I personally do not blame Microsoft for making their browser so that it does not adhere to standards, I blame the web developers. I blame them for letting themselves get sucked into the world of a corporate standard. When I do cross platform work I do not rely on Microsofts tools such as Visual J++, it only allows me to service one side of the market. If I know that UNIX, Linux or Mac users will be using my solutions I use the tools that will allow me to get the job done for everyone, that is why Im such a stickler for using Sun’s Java, its standards compliant and I can create cross platform applications and content and I don’t have to worry about it. When I write my C# applications I do not tie into the Windows registry because I would like at some point to be able to port to Mono and tying into Microsofts components will not let me do that. We the developers make the solutions, we make the content Microsoft should not be able to dictate to us what we can and can’t do, we need to dictate to Microsoft what standards we will use and how Microsoft should create their products to view our content and to use our solutions. We need to show companies like Microsoft and IBM that we will not be strong armed by anyone. One of the things Microsoft should do is investigate other methods than ActiveX controls. In my opinion there is no way to properly secure Internet Explorer with ActiveX enabled, my recommendation to web developers, stay away from ActiveX controls. The Viewable with any browser campaign has a design guide to help web developers from getting locked into proprietary, or as I call them, corporate standards.

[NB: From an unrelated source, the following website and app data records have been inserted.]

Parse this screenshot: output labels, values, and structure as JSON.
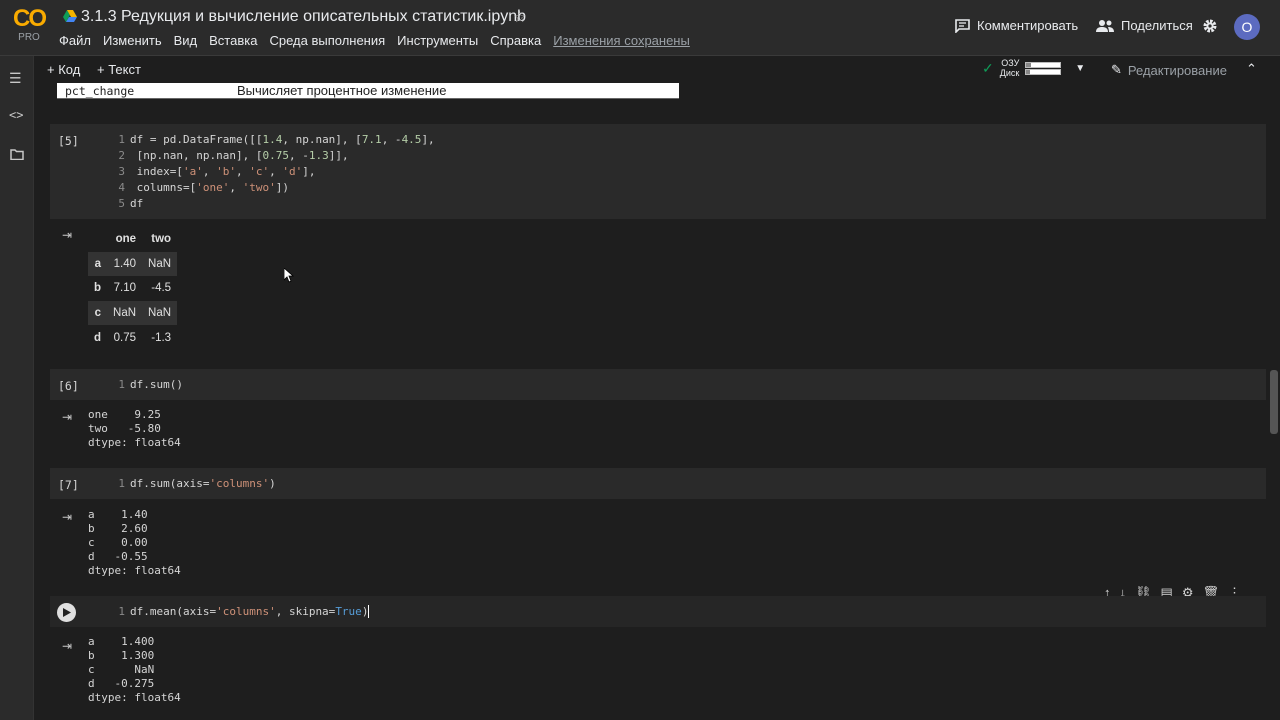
{
  "header": {
    "logo_text": "CO",
    "logo_badge": "PRO",
    "title": "3.1.3 Редукция и вычисление описательных статистик.ipynb",
    "menu": [
      "Файл",
      "Изменить",
      "Вид",
      "Вставка",
      "Среда выполнения",
      "Инструменты",
      "Справка"
    ],
    "save_status": "Изменения сохранены",
    "comment_label": "Комментировать",
    "share_label": "Поделиться",
    "avatar_letter": "O"
  },
  "toolbar": {
    "add_code": "+ Код",
    "add_text": "+ Текст",
    "ram_label": "ОЗУ",
    "disk_label": "Диск",
    "ram_fraction": 0.15,
    "disk_fraction": 0.1,
    "edit_mode": "Редактирование"
  },
  "ref_table_row": {
    "method": "pct_change",
    "description": "Вычисляет процентное изменение"
  },
  "cells": [
    {
      "num": "[5]",
      "lines": [
        "df = pd.DataFrame([[1.4, np.nan], [7.1, -4.5],",
        "                   [np.nan, np.nan], [0.75, -1.3]],",
        "                  index=['a', 'b', 'c', 'd'],",
        "                  columns=['one', 'two'])",
        "df"
      ]
    },
    {
      "num": "[6]",
      "lines": [
        "df.sum()"
      ],
      "output": "one    9.25\ntwo   -5.80\ndtype: float64"
    },
    {
      "num": "[7]",
      "lines": [
        "df.sum(axis='columns')"
      ],
      "output": "a    1.40\nb    2.60\nc    0.00\nd   -0.55\ndtype: float64"
    },
    {
      "num": "",
      "lines": [
        "df.mean(axis='columns', skipna=True)"
      ],
      "output": "a    1.400\nb    1.300\nc      NaN\nd   -0.275\ndtype: float64"
    }
  ],
  "df_output": {
    "columns": [
      "one",
      "two"
    ],
    "rows": [
      {
        "index": "a",
        "one": "1.40",
        "two": "NaN"
      },
      {
        "index": "b",
        "one": "7.10",
        "two": "-4.5"
      },
      {
        "index": "c",
        "one": "NaN",
        "two": "NaN"
      },
      {
        "index": "d",
        "one": "0.75",
        "two": "-1.3"
      }
    ]
  },
  "colors": {
    "accent": "#f9ab00",
    "avatar": "#5c6bc0",
    "string": "#ce9178",
    "number": "#b5cea8",
    "keyword": "#569cd6"
  }
}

Usability and Feature set
One of the most user unfriendly applications in Windows right now is Internet Explorer. While Microsoft tells us in its advisories to do this and that they often do not explain how to do it. The tools are there but they don’t make it so Jane Grandma can use them easily. When these advisories came out I had to do the work on my relatives machines, not Microsoft. Also, Microsoft seemed to blow off the suggestions for Tabbed browsing. There is a reason for these requests. Its not because we think tabbed browsing just looks awesome its because it helps us be more productive and it eats up less computer resources. As I tell my co-workers, there is a method to my madness and I do not ask people to do something to hear myself speak or to have them do more work just for the sake of having more work. The IE team really needs to start listening to the customer base and truly investigate the features customers want
While I do believe that Internet Explorer is a good browser, due to Microsofts future plans for it I do not feel I will use IE for anything. I do not like the way that Microsoft is integrating it and I feel I have many more problems on my hands than to have to deal with a security headache that a well implemented exploit can take out my system thanks to the browser. Im not a stubborn person though, If Microsoft does correct the problems and shows me that they are really working hard to make Internet Explorer more secure then I may reconsider. Until that time however, I do recommend Firefox as the alternate browser because it works with external mail clients unlike Mozilla that makes users have to use the Mozilla Mail application. That is a big help for corporate users who use GroupWise or other mail clients. I have heard some say that Firefox only works with 95% of the websites out there on the internet. To that I say I would rather work with 95% of the internet than to have to deal with some major security crisis in the future. With that said, the question many people will ask is if I am going to dump the Windows platform? The answer is no, it has a lot of benefits and is a good OS, very reliable and security is much better. For me personally, Internet Explorer is the only Microsoft product that is living on borrowed time.
About the Author
Roberto J Dohnert is a Unix/Linux and Windows Consultant and software developer. His first introduction to Unix based systems dates back to NeXTStep. He is a member of the GNU Darwin Distribution and has made several contributions to that and other projects. His personal webpage is here.